People like Roger Martin, Tim Brown and Matt Ridley, have it absolutely right when they talk about the fact we need to fundamentally approach problems and think differently. All of them have suggested, in slightly different ways, that our success as leaders in the future will be determined not by WHAT we do but by HOW we look at the future and whether we can genuinely open our minds to the opportunities rather than shelter behind convention and the status quo.
This extends to the material successes seen in modern innovation. The biggest breakthroughs in history have not been in the ‘What’ we do, but in the ‘How’ we do them. People have always travelled; by foot, horse, carriage and even boat. But now we can travel to places faster by car, train and plane. The act of travelling hasn’t changed; but HOW we travel has!
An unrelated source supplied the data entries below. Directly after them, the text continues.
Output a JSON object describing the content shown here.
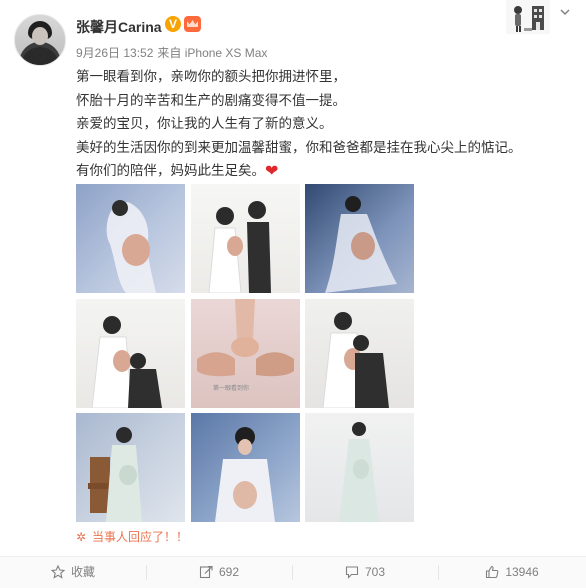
{
  "post": {
    "author": {
      "name": "张馨月Carina",
      "verified_mark": "V",
      "avatar_icon": "avatar-portrait"
    },
    "meta": {
      "date": "9月26日 13:52",
      "source": "来自 iPhone XS Max"
    },
    "text_lines": [
      "第一眼看到你，亲吻你的额头把你拥进怀里，",
      "怀胎十月的辛苦和生产的剧痛变得不值一提。",
      "亲爱的宝贝，你让我的人生有了新的意义。",
      "美好的生活因你的到来更加温馨甜蜜，你和爸爸都是挂在我心尖上的惦记。",
      "有你们的陪伴，妈妈此生足矣。"
    ],
    "emoji": "❤",
    "photo_caption": "第一眼看到你",
    "reply_notice": "当事人回应了！！"
  },
  "actions": [
    {
      "icon": "star-icon",
      "label": "收藏"
    },
    {
      "icon": "repost-icon",
      "label": "692"
    },
    {
      "icon": "comment-icon",
      "label": "703"
    },
    {
      "icon": "like-icon",
      "label": "13946"
    }
  ],
  "colors": {
    "accent": "#eb7350",
    "text": "#333333",
    "muted": "#808080",
    "vip": "#f7a300",
    "heart": "#e0282c"
  }
}
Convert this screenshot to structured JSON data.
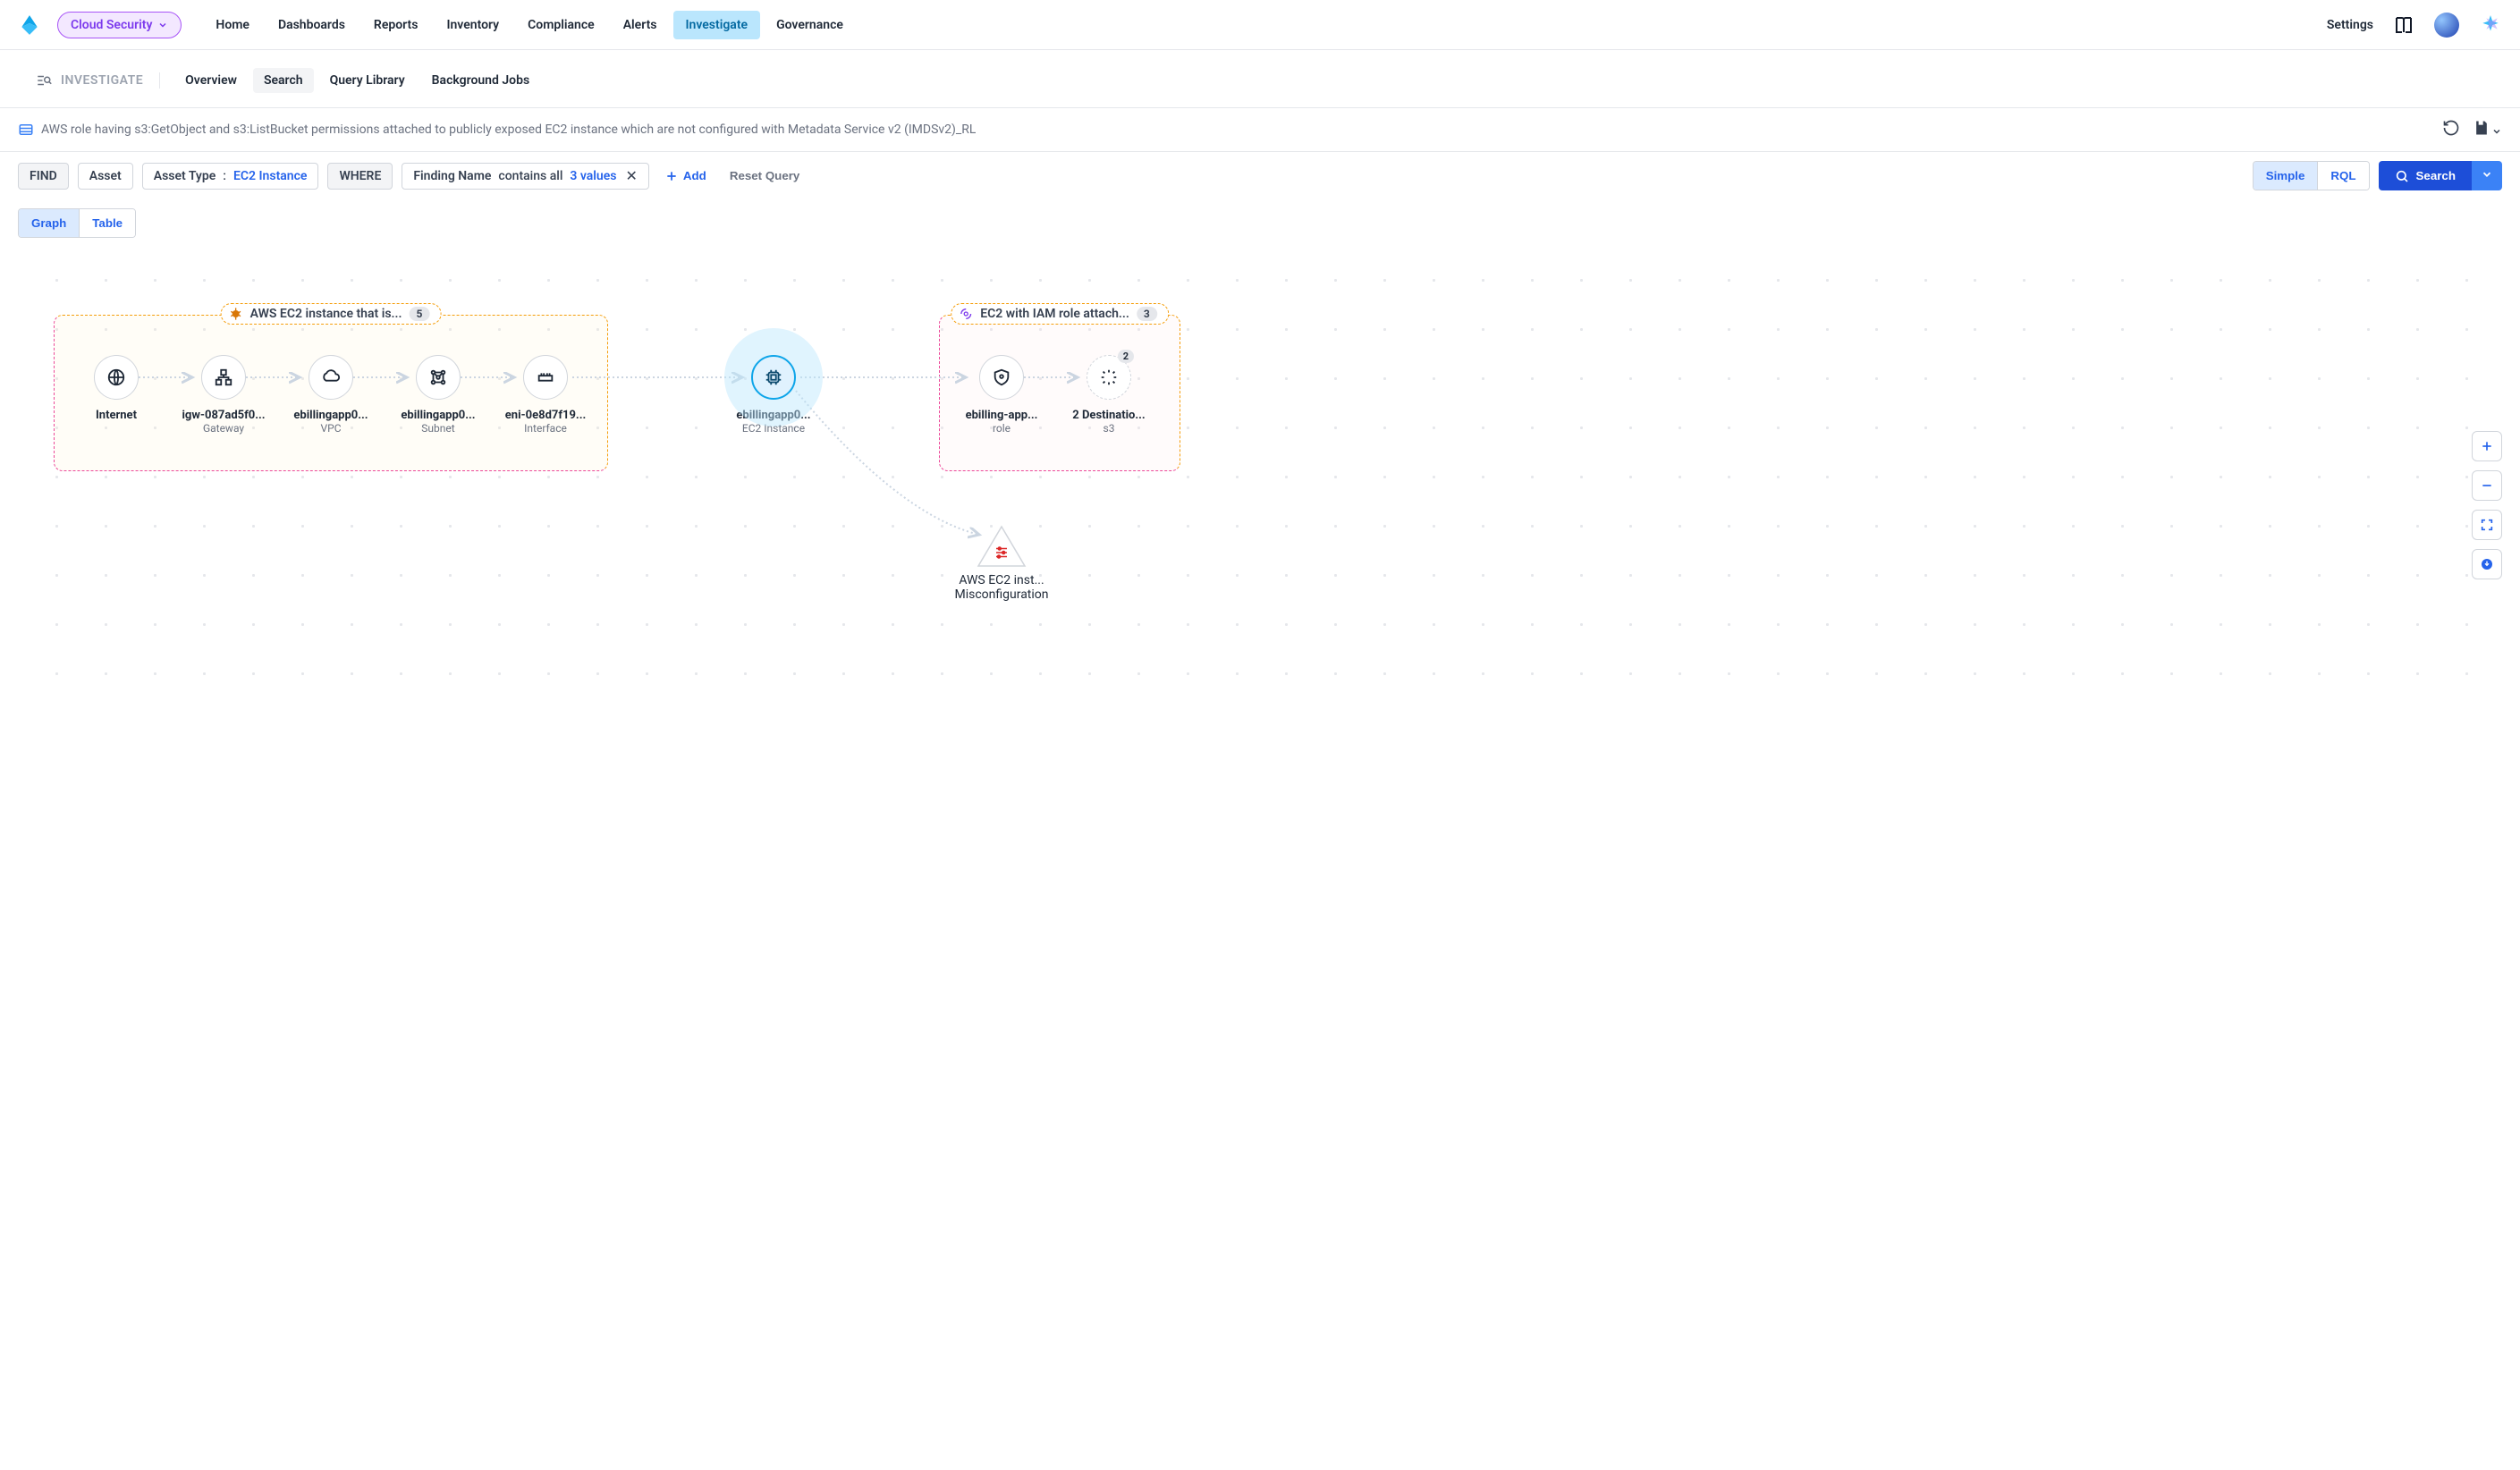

There is a distinct emotion that accompanies the arrival of a great business opportunity. It is part adrenaline, part fear and part excitement. It is the same emotional high that comes with being close to inevitable victory in a season ending hockey game. It is the point at which everything around slows down, your vision becomes crystal clear and things seem to be effortless, because you can taste victory. In business, moments like these are all too rare. They may be found, from time to time, in the thrill of concluding an acquisition, the inauguration of a new manufacturing plant, the opening of a new store, (or a Game 7 overtime win) but seldom are they part of an organization’s day-to-day experience.
One of the many transformational leadership competencies required to successfully navigate the future is contextual intelligence. Contextual Intelligence is the ability to sense subtle shifts in the environment, to become aware of those changes before anyone else and to predict their likely implications going forward. It is the ability to put things into crystal clear perspective and then accurately frame the picture so others can understand it. Naturally, there is then the need to communicate the picture in a way that others can grasp and comfortably relate to.